Collected data entries:
++++++++++

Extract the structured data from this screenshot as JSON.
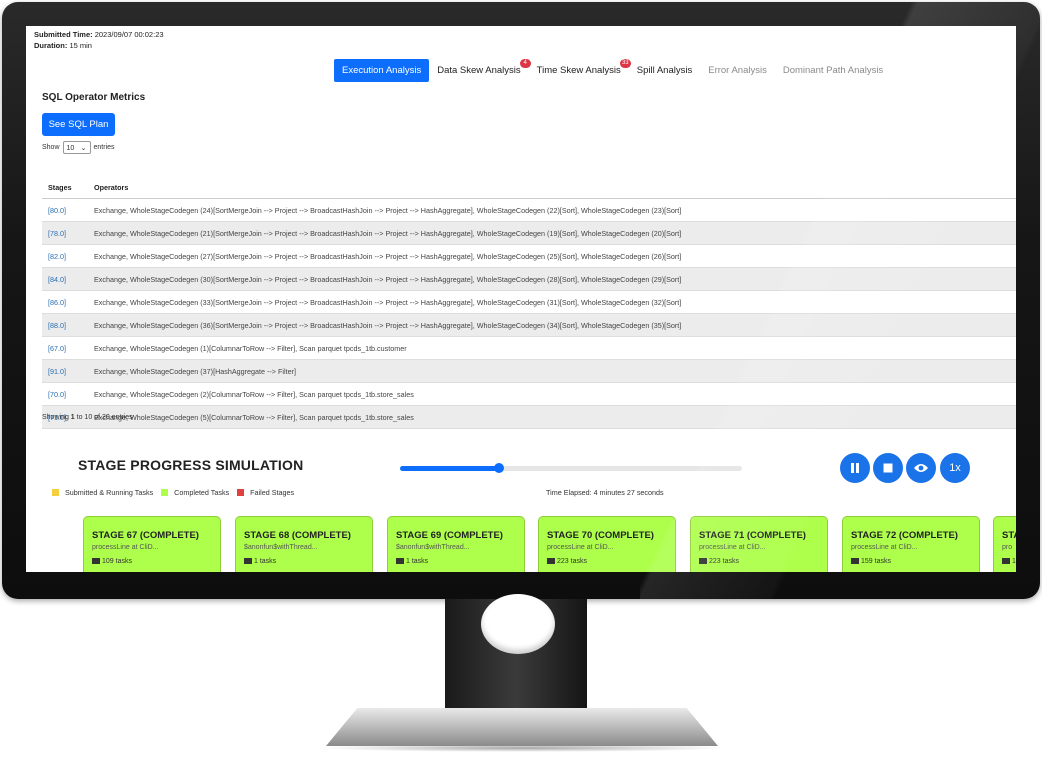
{
  "header": {
    "submitted_label": "Submitted Time:",
    "submitted_value": "2023/09/07 00:02:23",
    "duration_label": "Duration:",
    "duration_value": "15 min"
  },
  "tabs": [
    {
      "label": "Execution Analysis",
      "badge": ""
    },
    {
      "label": "Data Skew Analysis",
      "badge": "4"
    },
    {
      "label": "Time Skew Analysis",
      "badge": "33"
    },
    {
      "label": "Spill Analysis",
      "badge": ""
    },
    {
      "label": "Error Analysis",
      "badge": ""
    },
    {
      "label": "Dominant Path Analysis",
      "badge": ""
    }
  ],
  "section": {
    "title": "SQL Operator Metrics",
    "plan_button": "See SQL Plan",
    "show_label": "Show",
    "show_value": "10",
    "entries_label": "entries"
  },
  "table": {
    "headers": [
      "Stages",
      "Operators"
    ],
    "rows": [
      [
        "[80.0]",
        "Exchange, WholeStageCodegen (24)[SortMergeJoin --> Project --> BroadcastHashJoin --> Project --> HashAggregate], WholeStageCodegen (22)[Sort], WholeStageCodegen (23)[Sort]"
      ],
      [
        "[78.0]",
        "Exchange, WholeStageCodegen (21)[SortMergeJoin --> Project --> BroadcastHashJoin --> Project --> HashAggregate], WholeStageCodegen (19)[Sort], WholeStageCodegen (20)[Sort]"
      ],
      [
        "[82.0]",
        "Exchange, WholeStageCodegen (27)[SortMergeJoin --> Project --> BroadcastHashJoin --> Project --> HashAggregate], WholeStageCodegen (25)[Sort], WholeStageCodegen (26)[Sort]"
      ],
      [
        "[84.0]",
        "Exchange, WholeStageCodegen (30)[SortMergeJoin --> Project --> BroadcastHashJoin --> Project --> HashAggregate], WholeStageCodegen (28)[Sort], WholeStageCodegen (29)[Sort]"
      ],
      [
        "[86.0]",
        "Exchange, WholeStageCodegen (33)[SortMergeJoin --> Project --> BroadcastHashJoin --> Project --> HashAggregate], WholeStageCodegen (31)[Sort], WholeStageCodegen (32)[Sort]"
      ],
      [
        "[88.0]",
        "Exchange, WholeStageCodegen (36)[SortMergeJoin --> Project --> BroadcastHashJoin --> Project --> HashAggregate], WholeStageCodegen (34)[Sort], WholeStageCodegen (35)[Sort]"
      ],
      [
        "[67.0]",
        "Exchange, WholeStageCodegen (1)[ColumnarToRow --> Filter], Scan parquet tpcds_1tb.customer"
      ],
      [
        "[91.0]",
        "Exchange, WholeStageCodegen (37)[HashAggregate --> Filter]"
      ],
      [
        "[70.0]",
        "Exchange, WholeStageCodegen (2)[ColumnarToRow --> Filter], Scan parquet tpcds_1tb.store_sales"
      ],
      [
        "[71.0]",
        "Exchange, WholeStageCodegen (5)[ColumnarToRow --> Filter], Scan parquet tpcds_1tb.store_sales"
      ]
    ],
    "footer_prefix": "Showing ",
    "footer_from": "1",
    "footer_mid": " to 10 of 20 entries"
  },
  "simulation": {
    "title": "STAGE PROGRESS SIMULATION",
    "progress": 0.29,
    "controls": [
      "pause-icon",
      "stop-icon",
      "eye-icon"
    ],
    "speed_label": "1x",
    "legend": [
      {
        "label": "Submitted & Running Tasks",
        "color": "#f4d03f"
      },
      {
        "label": "Completed Tasks",
        "color": "#adff4b"
      },
      {
        "label": "Failed Stages",
        "color": "#e04040"
      }
    ],
    "elapsed": "Time Elapsed: 4 minutes 27 seconds",
    "accent": "#1a73e8"
  },
  "stages": [
    {
      "title": "STAGE 67 (COMPLETE)",
      "sub": "processLine at CliD...",
      "tasks": "109 tasks"
    },
    {
      "title": "STAGE 68 (COMPLETE)",
      "sub": "$anonfun$withThread...",
      "tasks": "1 tasks"
    },
    {
      "title": "STAGE 69 (COMPLETE)",
      "sub": "$anonfun$withThread...",
      "tasks": "1 tasks"
    },
    {
      "title": "STAGE 70 (COMPLETE)",
      "sub": "processLine at CliD...",
      "tasks": "223 tasks"
    },
    {
      "title": "STAGE 71 (COMPLETE)",
      "sub": "processLine at CliD...",
      "tasks": "223 tasks"
    },
    {
      "title": "STAGE 72 (COMPLETE)",
      "sub": "processLine at CliD...",
      "tasks": "159 tasks"
    },
    {
      "title": "STA",
      "sub": "pro",
      "tasks": "1"
    }
  ]
}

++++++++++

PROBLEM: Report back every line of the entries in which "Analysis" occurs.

TASK RESULT:
      "label": "Execution Analysis",
      "label": "Data Skew Analysis",
      "label": "Time Skew Analysis",
      "label": "Spill Analysis",
      "label": "Error Analysis",
      "label": "Dominant Path Analysis",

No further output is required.